• [Assignment] Pull every line of the entries that has the word "status".

━━━

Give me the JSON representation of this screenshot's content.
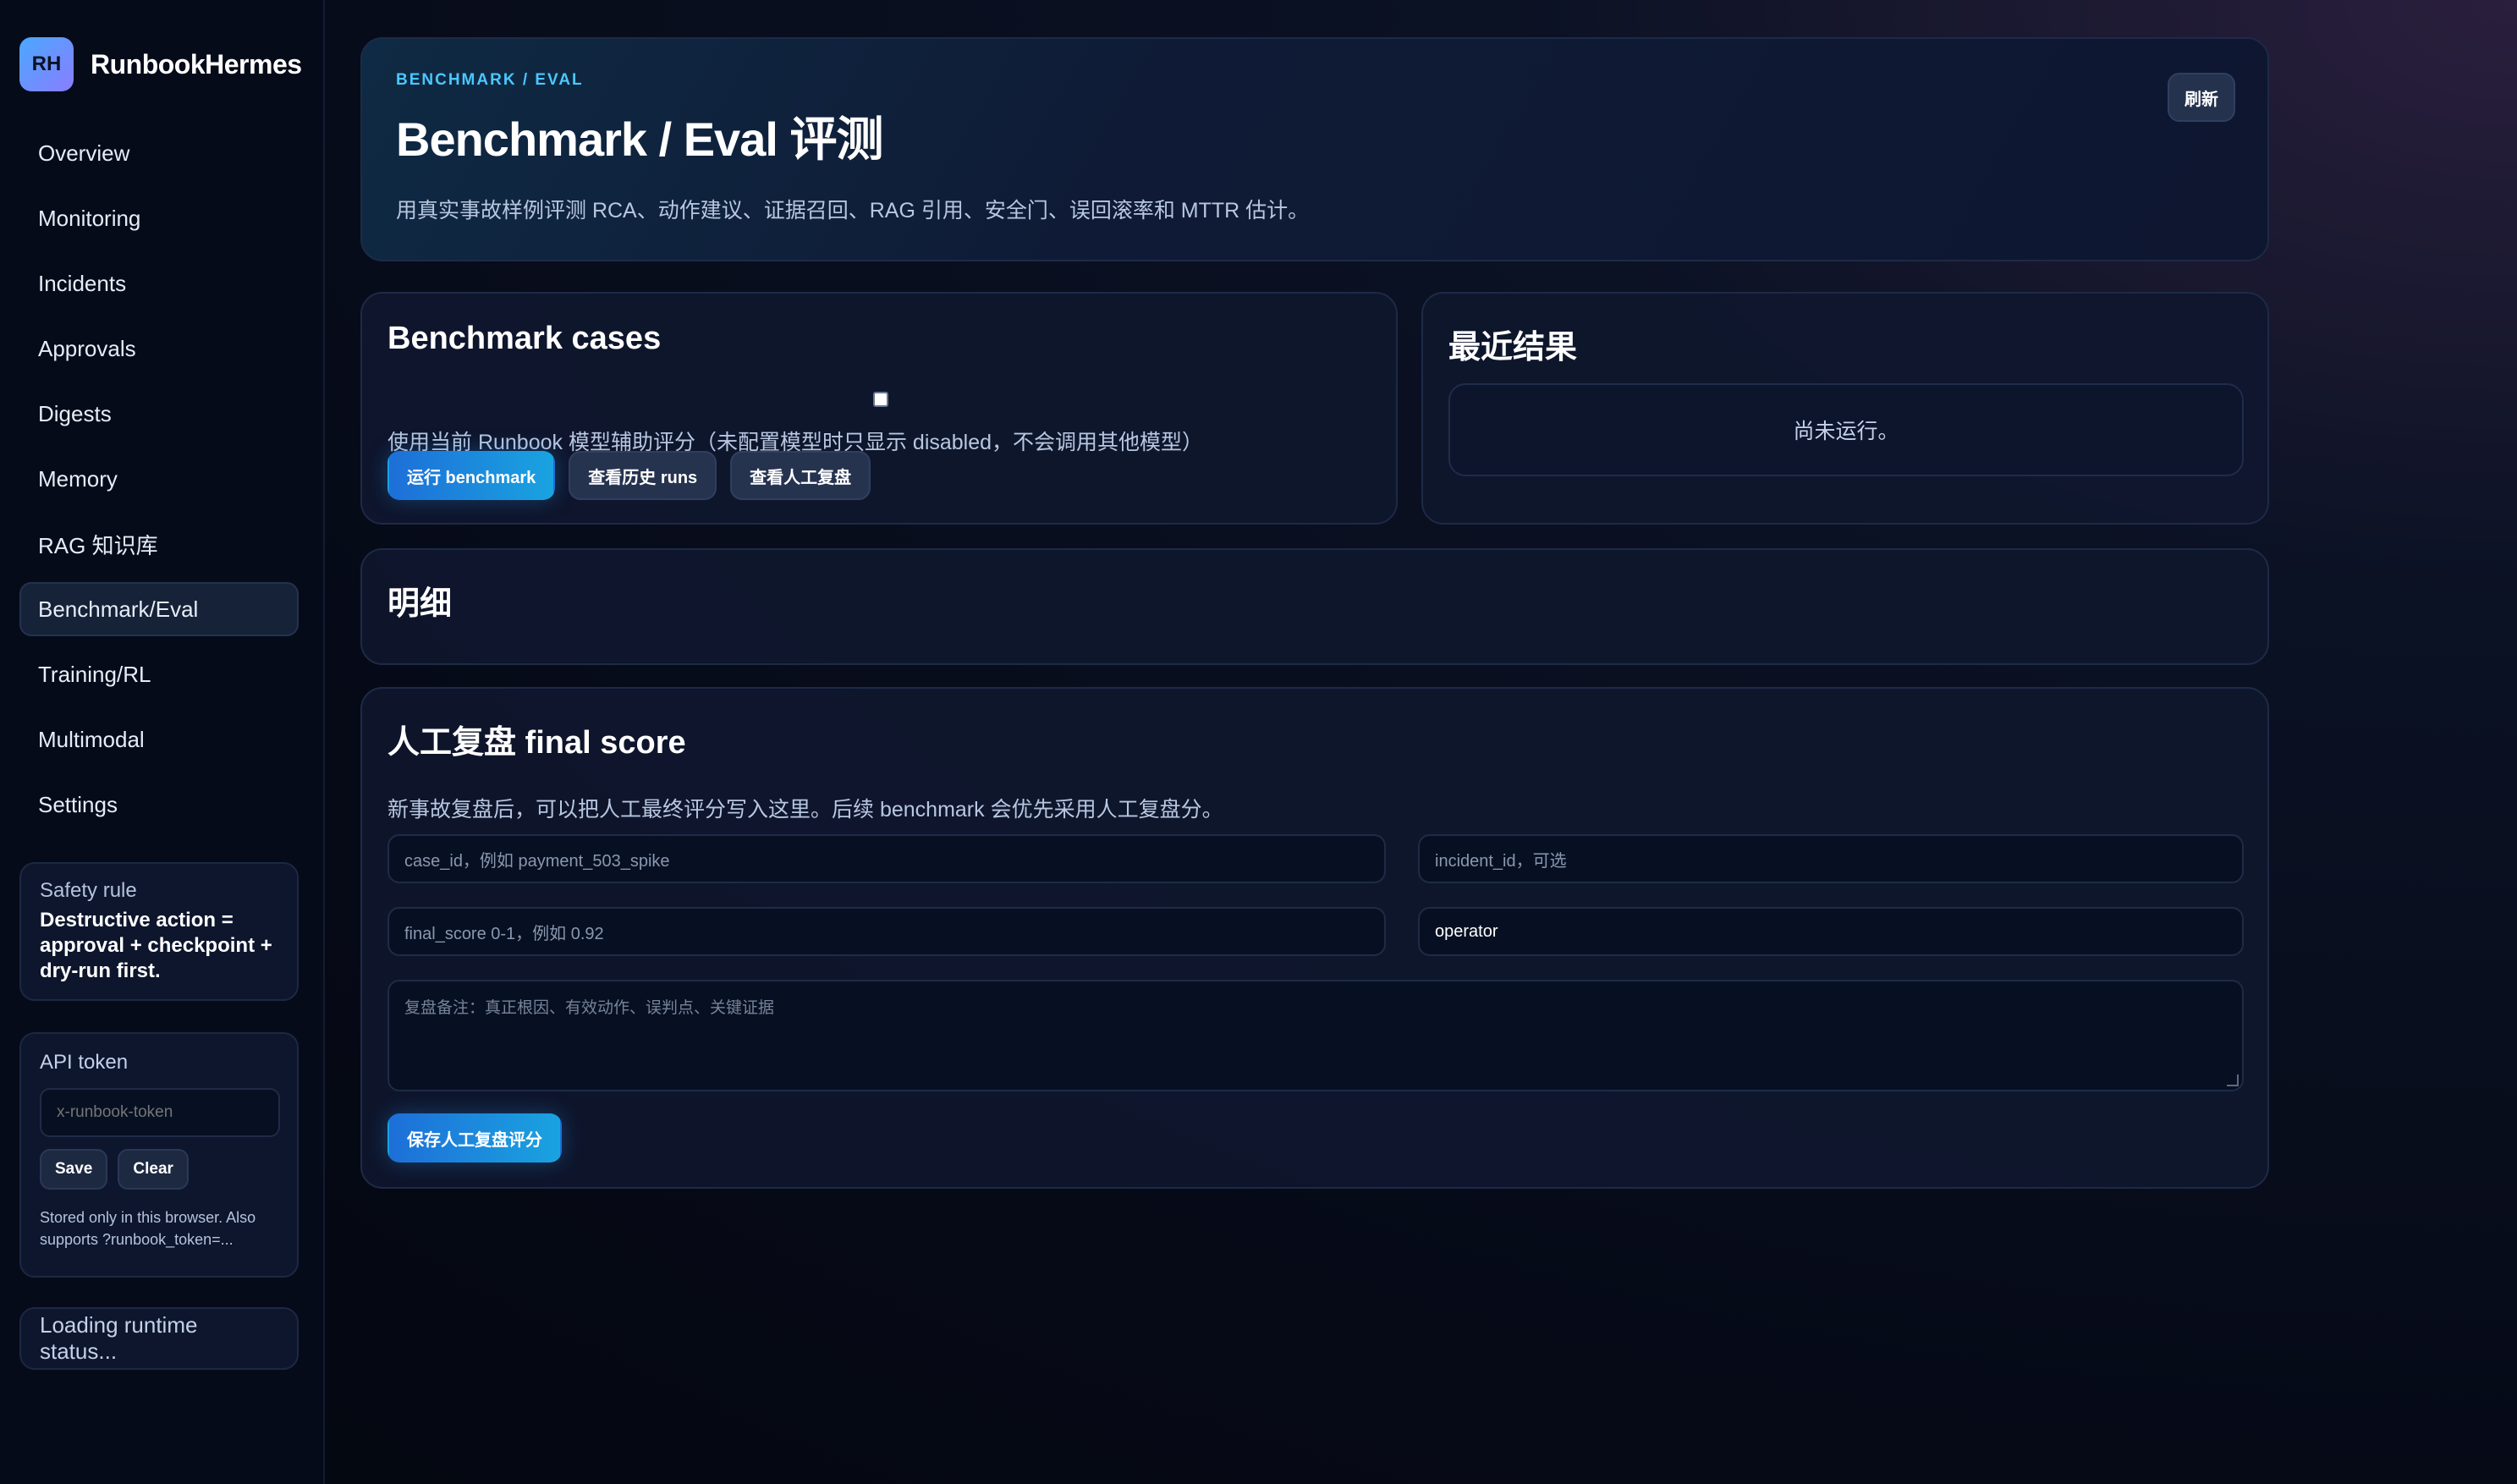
{
  "brand": {
    "logo": "RH",
    "name": "RunbookHermes"
  },
  "nav": [
    {
      "label": "Overview",
      "active": false
    },
    {
      "label": "Monitoring",
      "active": false
    },
    {
      "label": "Incidents",
      "active": false
    },
    {
      "label": "Approvals",
      "active": false
    },
    {
      "label": "Digests",
      "active": false
    },
    {
      "label": "Memory",
      "active": false
    },
    {
      "label": "RAG 知识库",
      "active": false
    },
    {
      "label": "Benchmark/Eval",
      "active": true
    },
    {
      "label": "Training/RL",
      "active": false
    },
    {
      "label": "Multimodal",
      "active": false
    },
    {
      "label": "Settings",
      "active": false
    }
  ],
  "safety": {
    "title": "Safety rule",
    "text": "Destructive action = approval + checkpoint + dry-run first."
  },
  "api": {
    "title": "API token",
    "placeholder": "x-runbook-token",
    "save_label": "Save",
    "clear_label": "Clear",
    "note": "Stored only in this browser. Also supports ?runbook_token=..."
  },
  "status": {
    "text": "Loading runtime status..."
  },
  "hero": {
    "eyebrow": "BENCHMARK / EVAL",
    "title": "Benchmark / Eval 评测",
    "subtitle": "用真实事故样例评测 RCA、动作建议、证据召回、RAG 引用、安全门、误回滚率和 MTTR 估计。",
    "refresh_label": "刷新"
  },
  "cases": {
    "title": "Benchmark cases",
    "checkbox_checked": false,
    "note": "使用当前 Runbook 模型辅助评分（未配置模型时只显示 disabled，不会调用其他模型）",
    "run_label": "运行 benchmark",
    "history_label": "查看历史 runs",
    "manual_label": "查看人工复盘"
  },
  "recent": {
    "title": "最近结果",
    "empty_text": "尚未运行。"
  },
  "detail": {
    "title": "明细"
  },
  "review": {
    "title": "人工复盘 final score",
    "note": "新事故复盘后，可以把人工最终评分写入这里。后续 benchmark 会优先采用人工复盘分。",
    "case_id_placeholder": "case_id，例如 payment_503_spike",
    "incident_id_placeholder": "incident_id，可选",
    "final_score_placeholder": "final_score 0-1，例如 0.92",
    "reviewer_value": "operator",
    "notes_placeholder": "复盘备注：真正根因、有效动作、误判点、关键证据",
    "save_label": "保存人工复盘评分"
  },
  "icons": {
    "textarea_resize": "resize-grip-icon"
  },
  "colors": {
    "accent": "#4ac8ff",
    "primary_button": "#1d6fd8",
    "background": "#060a17"
  }
}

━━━

• [Reply]
  "status": {
    "text": "Loading runtime status..."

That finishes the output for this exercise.